European Union interior ministers are meeting in Brussels on Friday to discuss how to deal with terror in the wake of last week's Madrid terrorist attacks.
Time for change: National police forces have been poor at sharing information in the past
During the emergency talks called by German Interior Minister Otto Schily after the Spanish attacks that killed over 200 people, EU member countries will examine ways to fight terrorism.
No real shake-ups are expected from the meeting, nor are many new ideas likely to surface.
"It's not a question of reinventing the wheel in relation to how we deal with terrorism…, it's a question of making the wheel turn a bit faster," Irish Foreign Minister Brian Cowen, whose country currently holds the EU presidency, said on Thursday.
The ministers may call for establishment of an EU coordinator for counter-terrorism, who would be responsible for bringing together security measures taken in transport, justice, foreign affairs and finance in the member states.
The action plan drafted by EU Justice and Home Affairs Commissioner Antonio Vitorino suggests increasing cooperation and the exchange of information between national intelligence agencies, police and public prosecutors.
But several states are likely to resist Austria and Belgium's call for the creation of a European Central Intelligence Agency. German Chancellor Gerhard Schröder and French President Jacques Chirac have already dismissed the suggestion. Instead, the ministers will probably decide to strengthen Europol, the European law enforcement organization.

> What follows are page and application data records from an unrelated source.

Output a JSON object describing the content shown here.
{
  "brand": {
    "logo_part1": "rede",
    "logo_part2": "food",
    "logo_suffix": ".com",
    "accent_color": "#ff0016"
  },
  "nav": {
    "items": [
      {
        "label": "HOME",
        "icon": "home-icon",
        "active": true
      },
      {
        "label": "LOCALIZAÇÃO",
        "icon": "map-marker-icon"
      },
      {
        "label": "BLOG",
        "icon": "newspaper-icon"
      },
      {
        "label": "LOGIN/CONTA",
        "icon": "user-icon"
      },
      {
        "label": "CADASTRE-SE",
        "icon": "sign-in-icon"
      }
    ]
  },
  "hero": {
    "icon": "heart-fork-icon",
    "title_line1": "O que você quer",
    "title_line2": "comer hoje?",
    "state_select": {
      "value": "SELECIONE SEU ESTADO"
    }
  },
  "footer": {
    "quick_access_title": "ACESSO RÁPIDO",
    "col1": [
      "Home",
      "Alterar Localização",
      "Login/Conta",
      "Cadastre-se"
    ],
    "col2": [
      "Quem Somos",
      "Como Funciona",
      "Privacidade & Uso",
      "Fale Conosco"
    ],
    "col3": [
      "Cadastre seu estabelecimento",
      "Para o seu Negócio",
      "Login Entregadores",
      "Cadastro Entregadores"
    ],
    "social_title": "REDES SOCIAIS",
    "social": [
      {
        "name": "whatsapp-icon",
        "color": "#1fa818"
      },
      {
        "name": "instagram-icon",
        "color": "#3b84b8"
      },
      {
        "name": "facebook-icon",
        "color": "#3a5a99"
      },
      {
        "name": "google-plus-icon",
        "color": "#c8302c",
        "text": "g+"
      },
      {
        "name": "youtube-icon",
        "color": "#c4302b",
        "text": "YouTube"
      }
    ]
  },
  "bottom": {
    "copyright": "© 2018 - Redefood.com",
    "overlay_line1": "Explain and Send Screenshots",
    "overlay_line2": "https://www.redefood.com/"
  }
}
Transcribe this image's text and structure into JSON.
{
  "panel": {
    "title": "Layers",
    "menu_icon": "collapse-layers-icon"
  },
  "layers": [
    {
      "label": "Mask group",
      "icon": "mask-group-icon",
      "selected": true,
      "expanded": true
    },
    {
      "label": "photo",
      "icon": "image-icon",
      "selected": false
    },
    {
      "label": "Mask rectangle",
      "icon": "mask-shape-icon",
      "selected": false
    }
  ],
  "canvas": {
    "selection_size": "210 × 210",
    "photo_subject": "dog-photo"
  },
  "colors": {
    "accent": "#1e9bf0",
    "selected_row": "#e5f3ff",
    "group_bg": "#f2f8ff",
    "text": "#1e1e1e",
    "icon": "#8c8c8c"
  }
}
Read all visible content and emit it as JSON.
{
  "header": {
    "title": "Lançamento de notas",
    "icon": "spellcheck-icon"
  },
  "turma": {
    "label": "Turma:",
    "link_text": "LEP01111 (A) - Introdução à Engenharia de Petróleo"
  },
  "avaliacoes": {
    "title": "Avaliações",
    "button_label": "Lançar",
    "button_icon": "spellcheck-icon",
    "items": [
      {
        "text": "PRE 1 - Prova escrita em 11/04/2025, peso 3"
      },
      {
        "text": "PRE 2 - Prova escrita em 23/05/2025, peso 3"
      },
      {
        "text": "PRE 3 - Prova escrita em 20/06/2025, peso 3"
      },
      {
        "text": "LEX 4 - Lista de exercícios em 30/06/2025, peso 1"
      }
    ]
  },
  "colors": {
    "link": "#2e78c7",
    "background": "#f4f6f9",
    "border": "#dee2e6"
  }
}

Vitorino's list of measures includes freezing terrorists' bank accounts and establishing a pan-EU database of terrorists' criminal records. The ministers are also likely to issue a declaration of solidarity with Spain.
EU interior ministers' convened for an emergency meeting in the aftermath of the Sept. 11, 2001 attacks on New York and Washington and agreed on a series of measures to fight terrorism, but most of them have yet to be enacted.
The European Commission said on Thursday that five EU countries had still not passed the European arrest warrant in their national parliaments. Several countries are also dragging their feet when it comes to adopting EU minimum and maximum sentences for terrorists and a common definition of terrorism. And 11 of the 15 EU members have not yet passed laws to allow police to make cross-border requests to eavesdrop on communications and monitor bank accounts.
It's also questionable whether the meeting will actually result in changes on the ground. Intelligence agencies are notoriously secretive and reluctant to cooperate with each other.
Spanish Interior Minister Angel Acebes is set to brief his EU counterparts on Friday on the ongoing investigation into the Madrid bombings. The Spanish authorities have been accused of withholding or even providing misleading information to the German intelligence agency BKA suggesting that the Basque separatist organization ETA was responsible for the attacks. German officials were thus unable to assess the security situation or aid in the investigation.